Not everyone thinks it’s a joke: A huge portion of rapes are committed when one or both parties are drunk. Admittedly, alcohol can blur judgement and alter the perception of rape.  Being too drunk to consent to sex is typically considered rape, however not everyone sees themselves as  rapists in this situation. Rape jokes encourage a culture to accept rape as a weekend activity when someone has had one too many.

We live in a rape culture: Discussion of rape is all around us. TV, Internet and the news all bombard us with stories of the latest brutal attack and often portray ignorant opinions about who is to blame. Take CNN’s reaction to the Steubenville rape case for example: Ignoring the victim and mourning the rapists’ lost football careers. By normalizing rape, society has made it something for victims to feel ashamed of. This tends to alienate a lot of people and prevent them from seeking the help they need.

There are many  things people joke about that “aren’t funny”. However, due to its prevalence in society, rape needs to be taken more seriously. As we continue to fight for tougher legislation and better support for survivors, rape is definitely something we shouldn’t be making fun of.

If you need help, visit the Saint John Sexual Assault Response Team’s website (sjsart.ca) for resources or call the Fredericton Sexual Crisis Center 24-hour hotline at (506) 454-0437.

Emily is in her fourth year of Political Science. She loves studying and academics which follows into her research work.
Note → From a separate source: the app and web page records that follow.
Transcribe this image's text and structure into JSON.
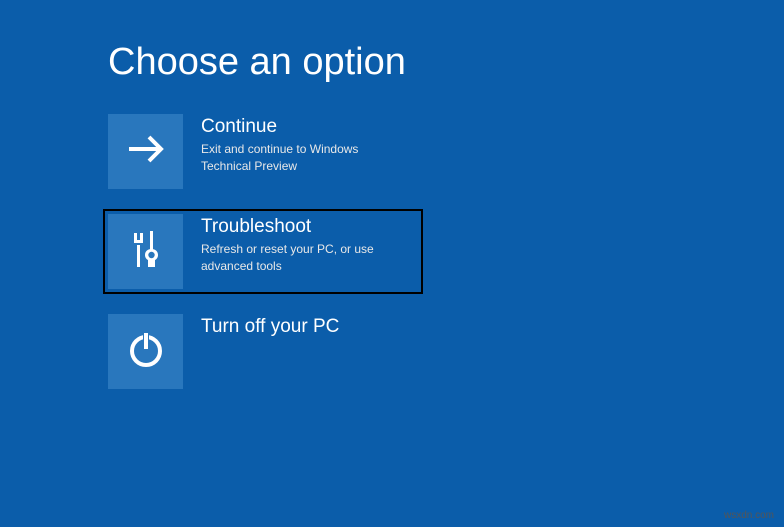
{
  "title": "Choose an option",
  "options": [
    {
      "icon": "arrow-right-icon",
      "title": "Continue",
      "desc": "Exit and continue to Windows Technical Preview"
    },
    {
      "icon": "tools-icon",
      "title": "Troubleshoot",
      "desc": "Refresh or reset your PC, or use advanced tools"
    },
    {
      "icon": "power-icon",
      "title": "Turn off your PC",
      "desc": ""
    }
  ],
  "watermark": "wsxdn.com"
}
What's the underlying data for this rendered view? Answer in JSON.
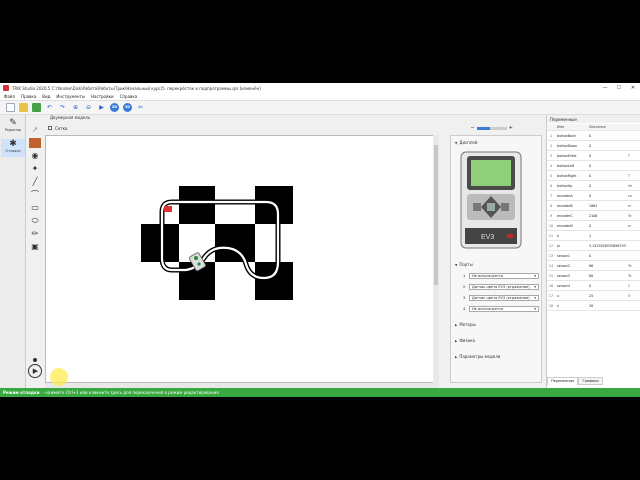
{
  "window": {
    "title": "TRIK Studio 2020.5 C:\\Yandex\\Disk\\Работа\\Роботы\\Трик\\Начальный курс\\5. перекрёсток и подпрограммы.qrs [изменён]",
    "minimize": "—",
    "maximize": "☐",
    "close": "✕"
  },
  "menu": [
    "Файл",
    "Правка",
    "Вид",
    "Инструменты",
    "Настройки",
    "Справка"
  ],
  "toolbar": {
    "mode_2d": "2D",
    "mode_3d": "3D"
  },
  "modes": {
    "editor_label": "Редактор",
    "debug_label": "Отладка"
  },
  "world": {
    "header": "Двумерная модель",
    "grid_label": "Сетка",
    "zoom_minus": "−",
    "zoom_plus": "+",
    "zoom_fraction": 0.45
  },
  "robot_panel": {
    "display_label": "Дисплей",
    "ev3_brand": "EV3",
    "ports_label": "Порты",
    "ports": [
      {
        "port": "1",
        "value": "Не используется"
      },
      {
        "port": "2",
        "value": "Датчик цвета EV3 (отражение)"
      },
      {
        "port": "3",
        "value": "Датчик цвета EV3 (отражение)"
      },
      {
        "port": "4",
        "value": "Не используется"
      }
    ],
    "motors_label": "Моторы",
    "physics_label": "Физика",
    "params_label": "Параметры модели"
  },
  "variables": {
    "header": "Переменные",
    "columns": [
      "Имя",
      "Значение",
      ""
    ],
    "rows": [
      {
        "n": "1",
        "name": "buttonBack",
        "value": "0",
        "extra": ""
      },
      {
        "n": "2",
        "name": "buttonDown",
        "value": "0",
        "extra": ""
      },
      {
        "n": "3",
        "name": "buttonEnter",
        "value": "0",
        "extra": "Т"
      },
      {
        "n": "4",
        "name": "buttonLeft",
        "value": "0",
        "extra": ""
      },
      {
        "n": "5",
        "name": "buttonRight",
        "value": "0",
        "extra": "Т"
      },
      {
        "n": "6",
        "name": "buttonUp",
        "value": "0",
        "extra": "Ve"
      },
      {
        "n": "7",
        "name": "encoderA",
        "value": "0",
        "extra": "ze"
      },
      {
        "n": "8",
        "name": "encoderB",
        "value": "1861",
        "extra": "er"
      },
      {
        "n": "9",
        "name": "encoderC",
        "value": "2108",
        "extra": "Te"
      },
      {
        "n": "10",
        "name": "encoderD",
        "value": "0",
        "extra": "er"
      },
      {
        "n": "11",
        "name": "k",
        "value": "1",
        "extra": ""
      },
      {
        "n": "12",
        "name": "pi",
        "value": "3.1415926535898793",
        "extra": ""
      },
      {
        "n": "13",
        "name": "sensor1",
        "value": "0",
        "extra": ""
      },
      {
        "n": "14",
        "name": "sensor2",
        "value": "86",
        "extra": "Te"
      },
      {
        "n": "15",
        "name": "sensor3",
        "value": "80",
        "extra": "Te"
      },
      {
        "n": "16",
        "name": "sensor4",
        "value": "0",
        "extra": "С"
      },
      {
        "n": "17",
        "name": "u",
        "value": "25",
        "extra": "Л"
      },
      {
        "n": "18",
        "name": "v",
        "value": "30",
        "extra": ""
      }
    ],
    "tab_vars": "Переменные",
    "tab_graphs": "Графики"
  },
  "status": {
    "mode": "Режим отладки",
    "text": "- нажмите Ctrl+1 или кликните здесь для переключения в режим редактирования"
  },
  "colors": {
    "status_bg": "#38a840",
    "accent": "#3a7bd5",
    "ev3_screen": "#8fce7a"
  },
  "icons": {
    "file_new": "new-file-icon",
    "file_open": "open-folder-icon",
    "save": "save-icon",
    "undo": "undo-icon",
    "redo": "redo-icon",
    "zoom_in": "zoom-in-icon",
    "zoom_out": "zoom-out-icon",
    "run": "run-icon",
    "stop": "stop-icon",
    "settings": "tools-icon"
  }
}
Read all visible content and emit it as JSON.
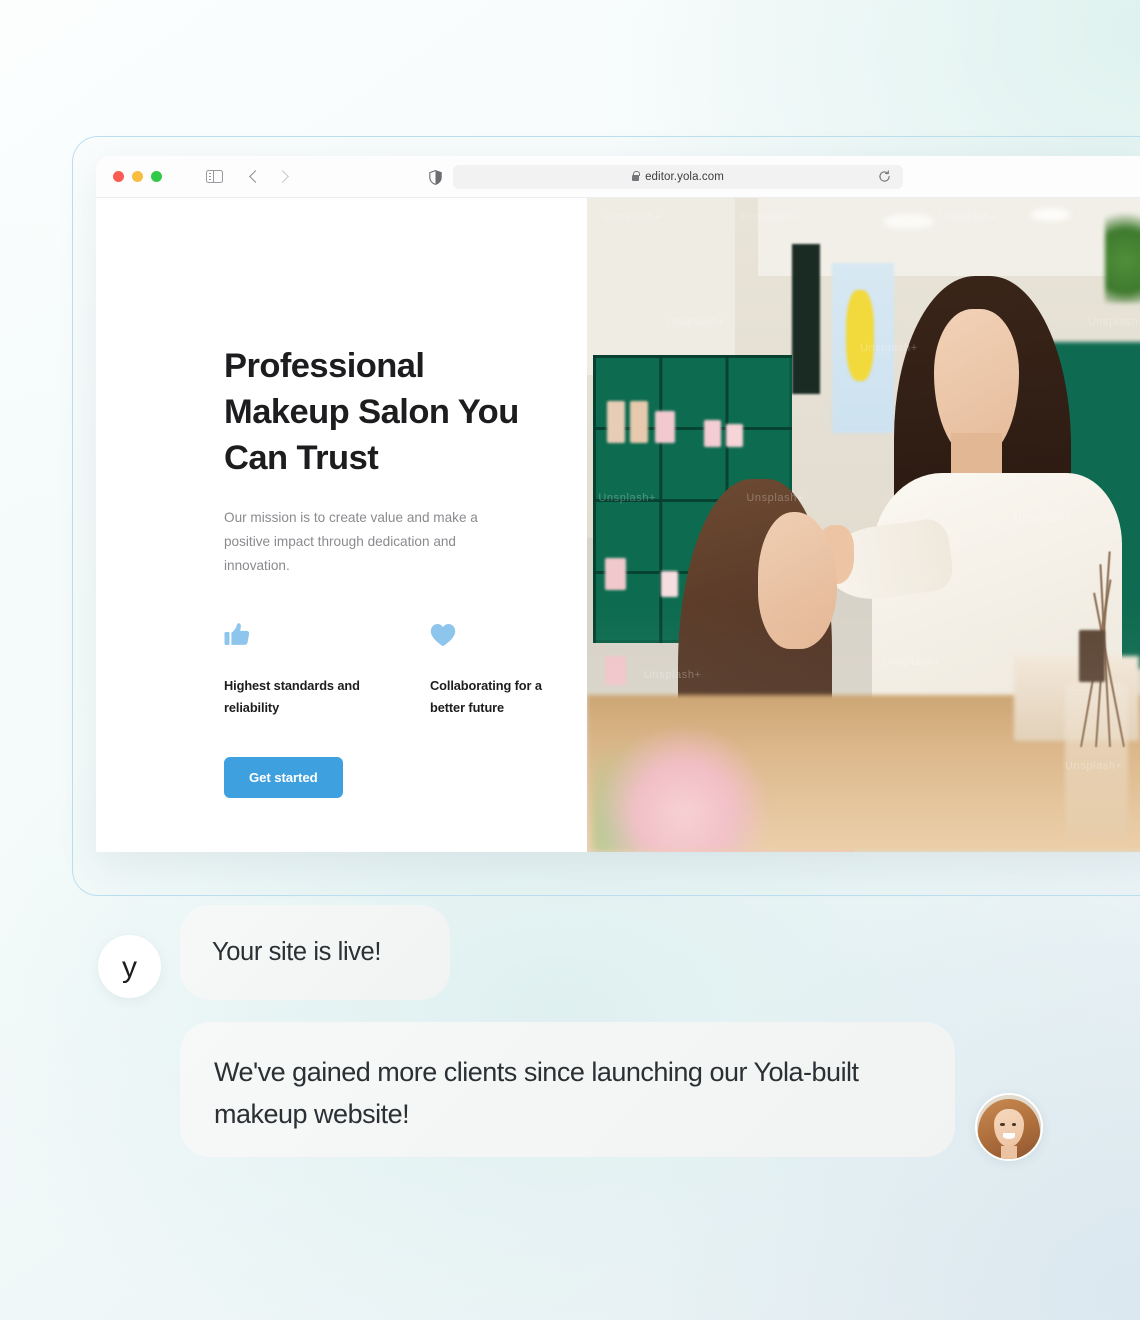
{
  "browser": {
    "url": "editor.yola.com",
    "traffic_lights": [
      "close",
      "minimize",
      "maximize"
    ],
    "icons": {
      "sidebar": "sidebar-toggle-icon",
      "back": "chevron-left-icon",
      "forward": "chevron-right-icon",
      "shield": "shield-icon",
      "lock": "lock-icon",
      "reload": "reload-icon"
    }
  },
  "site": {
    "headline": "Professional Makeup Salon You Can Trust",
    "subtitle": "Our mission is to create value and make a positive impact through dedication and innovation.",
    "features": [
      {
        "icon": "thumbs-up-icon",
        "label": "Highest standards and reliability"
      },
      {
        "icon": "heart-icon",
        "label": "Collaborating for a better future"
      }
    ],
    "cta_label": "Get started",
    "hero_watermarks": [
      "Unsplash+",
      "Unsplash+",
      "Unsplash+",
      "Unsplash+",
      "Unsplash+",
      "Unsplash+",
      "Unsplash+",
      "Unsplash+",
      "Unsplash+",
      "Unsplash+",
      "Unsplash+",
      "Unsplash+"
    ]
  },
  "chat": {
    "brand_mark": "y",
    "messages": [
      {
        "from": "yola",
        "text": "Your site is live!"
      },
      {
        "from": "client",
        "text": "We've gained more clients since launching our Yola-built makeup website!"
      }
    ]
  },
  "colors": {
    "cta_blue": "#3fa0e0",
    "feature_icon_blue": "#8ec5ec",
    "heading_dark": "#1d1d1f",
    "body_gray": "#8b8b8f",
    "bubble_bg": "#f4f6f6",
    "frame_border": "#bcdff0"
  }
}
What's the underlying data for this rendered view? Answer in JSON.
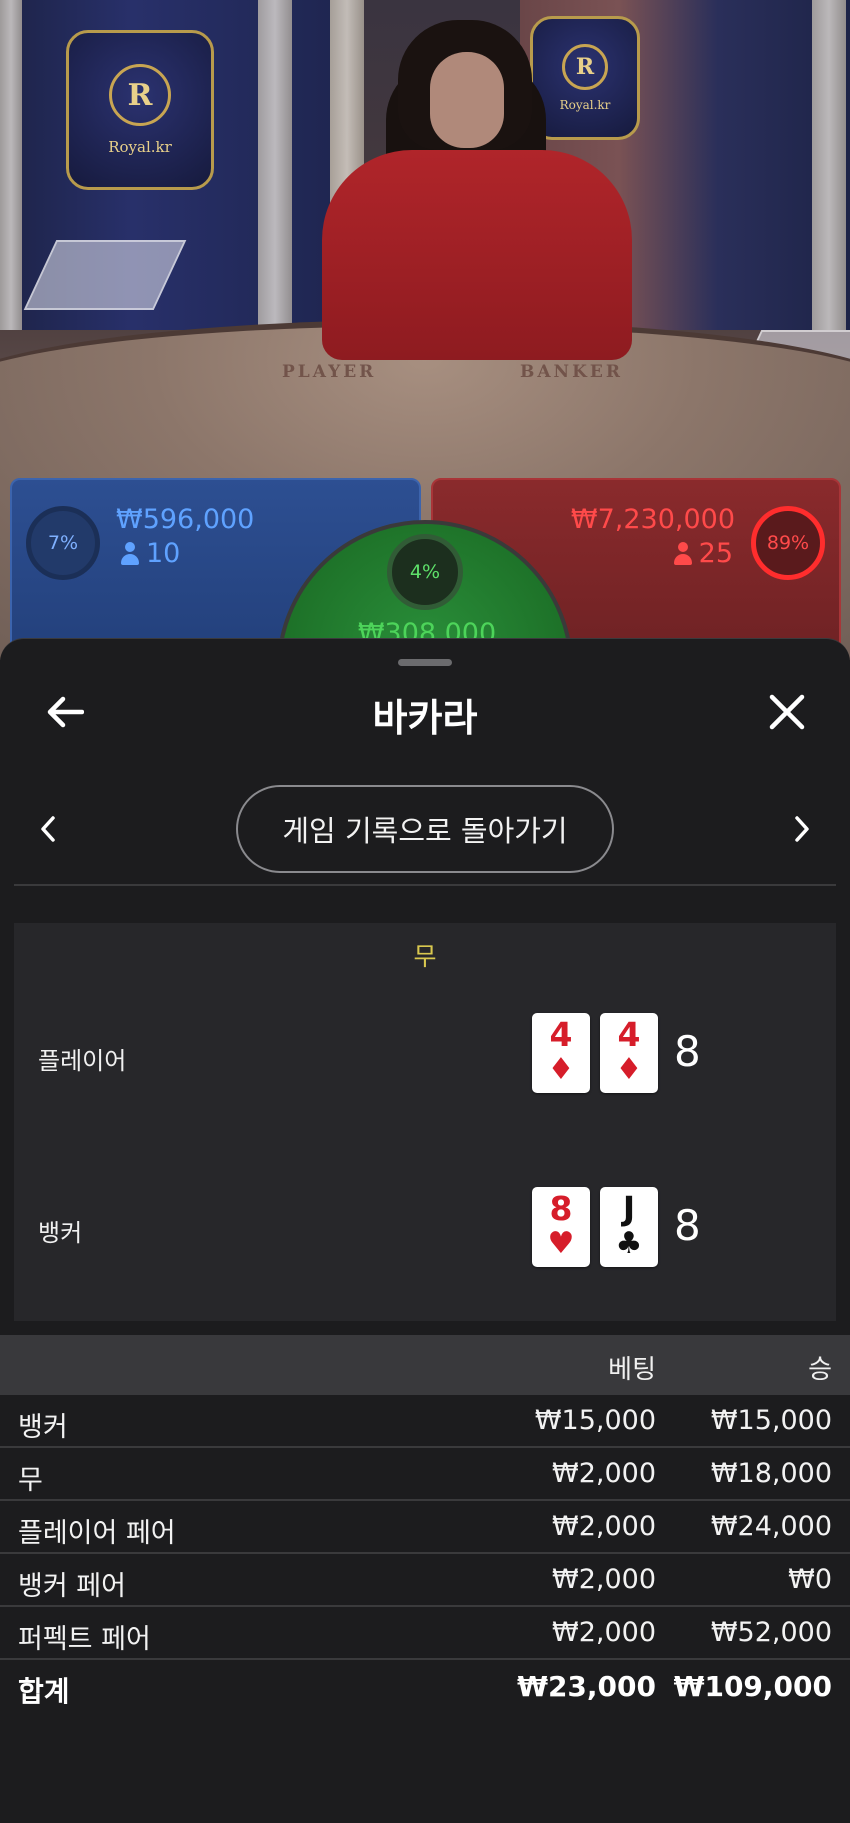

She's a stern black coffee drinker and is a proud Acadienne. When she's not working or doing school work, you can find Emily listening to 70s music on vinyl and watching Parks and Recreation. If you ask her about parliamentary institutions, she won't stop talking.